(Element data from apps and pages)
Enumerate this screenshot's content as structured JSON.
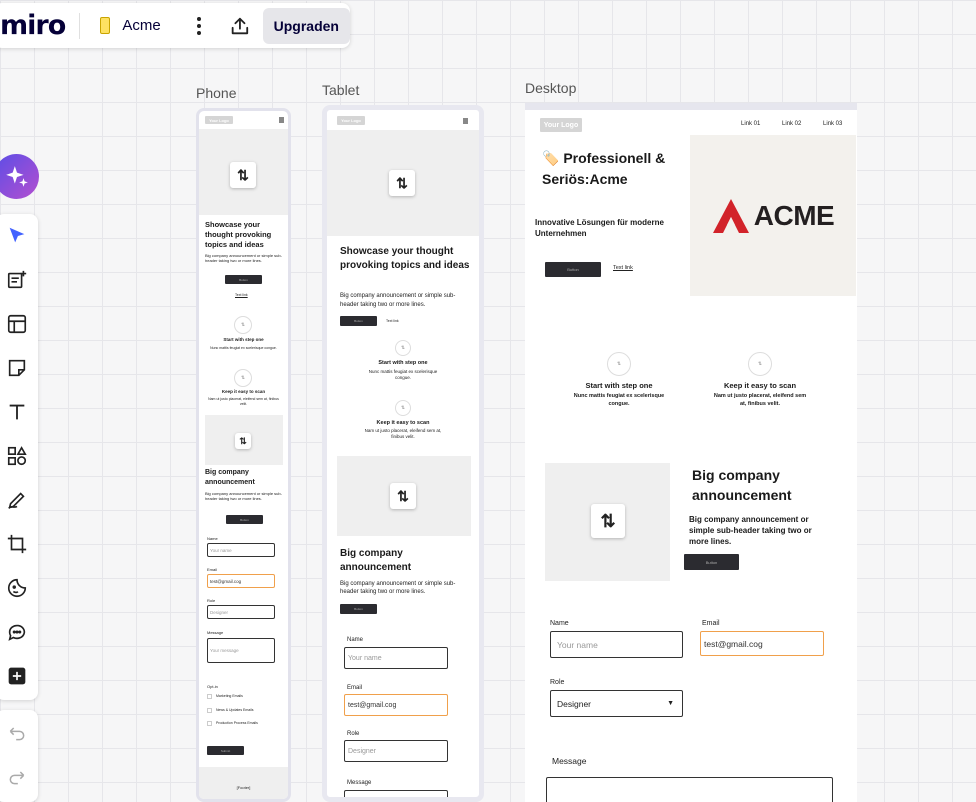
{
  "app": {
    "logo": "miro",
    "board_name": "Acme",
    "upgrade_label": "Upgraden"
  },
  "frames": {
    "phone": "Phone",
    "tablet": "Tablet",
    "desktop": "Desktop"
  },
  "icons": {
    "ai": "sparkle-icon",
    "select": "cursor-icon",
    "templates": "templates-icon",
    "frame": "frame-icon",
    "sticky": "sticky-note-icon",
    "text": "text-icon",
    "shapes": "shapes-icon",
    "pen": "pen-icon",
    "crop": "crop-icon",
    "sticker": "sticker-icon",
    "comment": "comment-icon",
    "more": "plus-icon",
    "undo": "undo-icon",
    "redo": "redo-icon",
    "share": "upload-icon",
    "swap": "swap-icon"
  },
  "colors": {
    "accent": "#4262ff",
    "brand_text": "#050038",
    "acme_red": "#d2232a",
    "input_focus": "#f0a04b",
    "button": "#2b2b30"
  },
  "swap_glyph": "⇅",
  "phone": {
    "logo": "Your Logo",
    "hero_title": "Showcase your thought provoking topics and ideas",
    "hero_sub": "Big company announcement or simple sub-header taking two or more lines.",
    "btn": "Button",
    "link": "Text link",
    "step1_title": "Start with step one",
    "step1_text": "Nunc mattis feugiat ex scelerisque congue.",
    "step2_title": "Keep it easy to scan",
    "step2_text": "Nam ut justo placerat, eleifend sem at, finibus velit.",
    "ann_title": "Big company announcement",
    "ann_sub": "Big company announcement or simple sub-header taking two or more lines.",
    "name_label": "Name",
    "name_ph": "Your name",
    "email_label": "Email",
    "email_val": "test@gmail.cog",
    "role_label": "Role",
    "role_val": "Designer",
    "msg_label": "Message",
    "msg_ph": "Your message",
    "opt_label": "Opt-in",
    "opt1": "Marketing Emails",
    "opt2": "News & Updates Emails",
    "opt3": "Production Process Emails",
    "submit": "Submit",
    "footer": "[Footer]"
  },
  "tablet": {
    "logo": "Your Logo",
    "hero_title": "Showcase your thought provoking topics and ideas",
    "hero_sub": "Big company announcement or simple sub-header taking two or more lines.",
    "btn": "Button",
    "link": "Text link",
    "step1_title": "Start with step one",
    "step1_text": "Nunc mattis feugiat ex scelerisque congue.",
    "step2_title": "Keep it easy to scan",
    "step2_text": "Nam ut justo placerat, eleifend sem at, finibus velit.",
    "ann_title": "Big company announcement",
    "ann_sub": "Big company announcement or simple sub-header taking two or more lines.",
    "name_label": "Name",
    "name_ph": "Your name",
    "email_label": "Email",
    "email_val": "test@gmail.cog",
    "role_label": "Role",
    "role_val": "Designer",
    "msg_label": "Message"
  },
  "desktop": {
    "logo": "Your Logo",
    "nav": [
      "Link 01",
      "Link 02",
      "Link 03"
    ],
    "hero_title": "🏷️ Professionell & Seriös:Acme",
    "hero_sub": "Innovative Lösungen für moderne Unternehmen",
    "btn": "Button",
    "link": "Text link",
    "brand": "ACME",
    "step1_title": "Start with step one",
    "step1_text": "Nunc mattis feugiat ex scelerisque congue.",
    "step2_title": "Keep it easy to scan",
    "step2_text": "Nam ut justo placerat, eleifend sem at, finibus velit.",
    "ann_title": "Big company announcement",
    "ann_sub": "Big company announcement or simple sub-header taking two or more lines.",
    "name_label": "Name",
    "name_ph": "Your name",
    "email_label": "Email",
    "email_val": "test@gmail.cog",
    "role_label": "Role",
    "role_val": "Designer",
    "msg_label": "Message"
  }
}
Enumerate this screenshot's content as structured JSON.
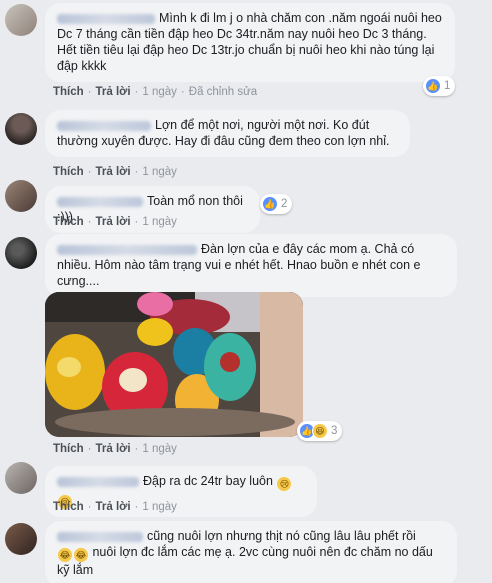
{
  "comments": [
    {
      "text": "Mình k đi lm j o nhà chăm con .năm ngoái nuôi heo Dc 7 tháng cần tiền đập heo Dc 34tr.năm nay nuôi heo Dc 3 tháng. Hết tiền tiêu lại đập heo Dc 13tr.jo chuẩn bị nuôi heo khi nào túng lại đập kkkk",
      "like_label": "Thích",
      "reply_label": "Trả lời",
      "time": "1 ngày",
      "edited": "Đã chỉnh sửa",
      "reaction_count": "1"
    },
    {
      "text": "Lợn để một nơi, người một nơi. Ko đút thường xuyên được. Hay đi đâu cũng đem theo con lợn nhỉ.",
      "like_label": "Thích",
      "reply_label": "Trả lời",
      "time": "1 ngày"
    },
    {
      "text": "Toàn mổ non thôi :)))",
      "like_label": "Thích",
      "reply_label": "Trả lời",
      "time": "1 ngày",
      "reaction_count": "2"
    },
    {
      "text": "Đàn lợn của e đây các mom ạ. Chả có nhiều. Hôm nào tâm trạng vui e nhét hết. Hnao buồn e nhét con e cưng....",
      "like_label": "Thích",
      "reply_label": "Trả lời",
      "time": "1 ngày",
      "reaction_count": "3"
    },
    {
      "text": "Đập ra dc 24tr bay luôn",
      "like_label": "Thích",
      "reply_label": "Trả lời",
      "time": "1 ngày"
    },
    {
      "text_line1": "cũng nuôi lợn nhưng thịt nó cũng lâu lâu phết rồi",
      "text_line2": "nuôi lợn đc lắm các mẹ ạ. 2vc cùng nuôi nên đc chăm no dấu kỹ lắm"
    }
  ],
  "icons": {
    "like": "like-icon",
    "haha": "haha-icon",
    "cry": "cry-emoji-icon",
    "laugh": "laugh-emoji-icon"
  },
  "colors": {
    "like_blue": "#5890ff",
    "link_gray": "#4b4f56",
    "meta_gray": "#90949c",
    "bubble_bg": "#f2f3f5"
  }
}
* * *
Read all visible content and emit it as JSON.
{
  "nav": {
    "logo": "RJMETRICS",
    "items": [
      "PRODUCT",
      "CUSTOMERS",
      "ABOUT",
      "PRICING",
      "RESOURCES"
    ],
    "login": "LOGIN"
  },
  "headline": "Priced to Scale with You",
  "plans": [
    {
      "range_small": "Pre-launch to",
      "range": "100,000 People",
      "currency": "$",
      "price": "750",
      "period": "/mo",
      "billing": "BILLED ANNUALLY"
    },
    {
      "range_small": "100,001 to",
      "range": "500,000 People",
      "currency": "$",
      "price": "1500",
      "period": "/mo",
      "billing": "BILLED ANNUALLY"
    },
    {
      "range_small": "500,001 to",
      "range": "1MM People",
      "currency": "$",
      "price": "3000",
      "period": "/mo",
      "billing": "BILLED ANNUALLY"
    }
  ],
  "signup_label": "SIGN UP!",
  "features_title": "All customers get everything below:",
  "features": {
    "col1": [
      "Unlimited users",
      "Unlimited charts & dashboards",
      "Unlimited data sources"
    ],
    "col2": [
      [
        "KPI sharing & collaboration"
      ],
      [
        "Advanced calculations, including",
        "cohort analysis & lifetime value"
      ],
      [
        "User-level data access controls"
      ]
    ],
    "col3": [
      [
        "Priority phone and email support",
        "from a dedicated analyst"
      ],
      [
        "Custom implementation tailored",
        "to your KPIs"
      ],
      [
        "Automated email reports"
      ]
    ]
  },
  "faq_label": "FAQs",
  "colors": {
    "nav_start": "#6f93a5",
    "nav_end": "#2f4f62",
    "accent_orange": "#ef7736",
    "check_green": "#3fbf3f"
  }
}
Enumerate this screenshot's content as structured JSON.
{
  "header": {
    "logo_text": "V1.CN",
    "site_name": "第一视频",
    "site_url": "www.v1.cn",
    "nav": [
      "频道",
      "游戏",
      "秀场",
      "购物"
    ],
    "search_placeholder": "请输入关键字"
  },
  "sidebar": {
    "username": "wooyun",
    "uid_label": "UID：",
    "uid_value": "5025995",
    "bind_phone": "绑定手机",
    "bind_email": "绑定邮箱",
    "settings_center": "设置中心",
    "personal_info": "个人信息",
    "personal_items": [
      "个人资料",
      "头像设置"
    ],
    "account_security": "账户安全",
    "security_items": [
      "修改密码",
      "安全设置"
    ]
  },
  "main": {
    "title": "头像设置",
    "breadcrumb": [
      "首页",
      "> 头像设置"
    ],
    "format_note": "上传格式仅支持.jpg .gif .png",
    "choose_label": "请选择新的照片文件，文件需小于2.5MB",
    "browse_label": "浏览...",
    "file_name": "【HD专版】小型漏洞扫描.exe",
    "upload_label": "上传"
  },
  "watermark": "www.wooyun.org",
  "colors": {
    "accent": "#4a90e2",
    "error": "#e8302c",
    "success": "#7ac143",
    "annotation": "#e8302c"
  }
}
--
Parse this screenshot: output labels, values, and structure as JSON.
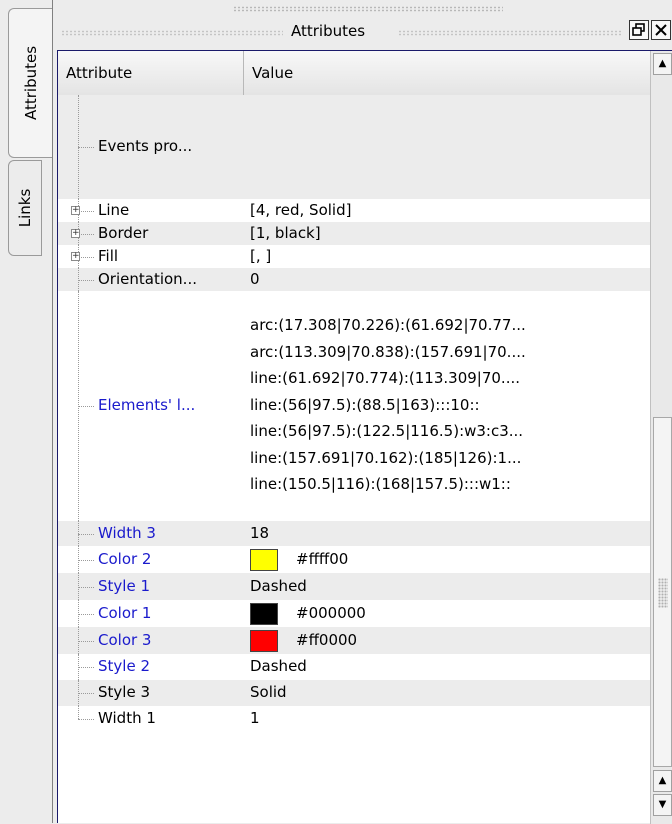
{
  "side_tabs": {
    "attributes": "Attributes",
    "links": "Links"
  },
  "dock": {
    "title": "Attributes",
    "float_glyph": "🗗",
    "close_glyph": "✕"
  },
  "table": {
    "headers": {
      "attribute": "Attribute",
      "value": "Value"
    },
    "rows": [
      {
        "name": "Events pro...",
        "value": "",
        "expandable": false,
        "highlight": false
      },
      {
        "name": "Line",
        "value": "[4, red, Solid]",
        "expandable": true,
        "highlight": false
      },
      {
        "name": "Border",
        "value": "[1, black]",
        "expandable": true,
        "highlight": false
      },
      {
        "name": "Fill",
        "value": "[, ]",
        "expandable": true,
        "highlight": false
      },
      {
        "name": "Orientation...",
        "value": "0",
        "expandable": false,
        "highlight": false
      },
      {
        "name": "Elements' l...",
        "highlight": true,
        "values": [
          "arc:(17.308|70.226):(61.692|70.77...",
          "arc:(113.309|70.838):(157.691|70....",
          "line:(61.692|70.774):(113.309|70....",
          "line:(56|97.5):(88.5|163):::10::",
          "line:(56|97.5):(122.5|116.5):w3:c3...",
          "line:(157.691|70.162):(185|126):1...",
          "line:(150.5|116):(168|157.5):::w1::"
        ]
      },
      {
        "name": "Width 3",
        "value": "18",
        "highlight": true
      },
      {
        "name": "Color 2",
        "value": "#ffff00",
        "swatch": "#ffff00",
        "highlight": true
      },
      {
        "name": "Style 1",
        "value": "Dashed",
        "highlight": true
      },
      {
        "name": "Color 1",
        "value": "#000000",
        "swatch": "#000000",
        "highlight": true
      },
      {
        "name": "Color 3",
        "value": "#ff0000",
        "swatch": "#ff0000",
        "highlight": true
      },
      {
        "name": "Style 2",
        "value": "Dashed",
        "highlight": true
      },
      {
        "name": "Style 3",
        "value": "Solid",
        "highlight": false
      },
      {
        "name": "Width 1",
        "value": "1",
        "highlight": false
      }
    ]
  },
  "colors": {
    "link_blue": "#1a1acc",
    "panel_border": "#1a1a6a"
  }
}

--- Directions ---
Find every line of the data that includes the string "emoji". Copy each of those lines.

--- Answer ---
    "cry": "cry-emoji-icon",
    "laugh": "laugh-emoji-icon"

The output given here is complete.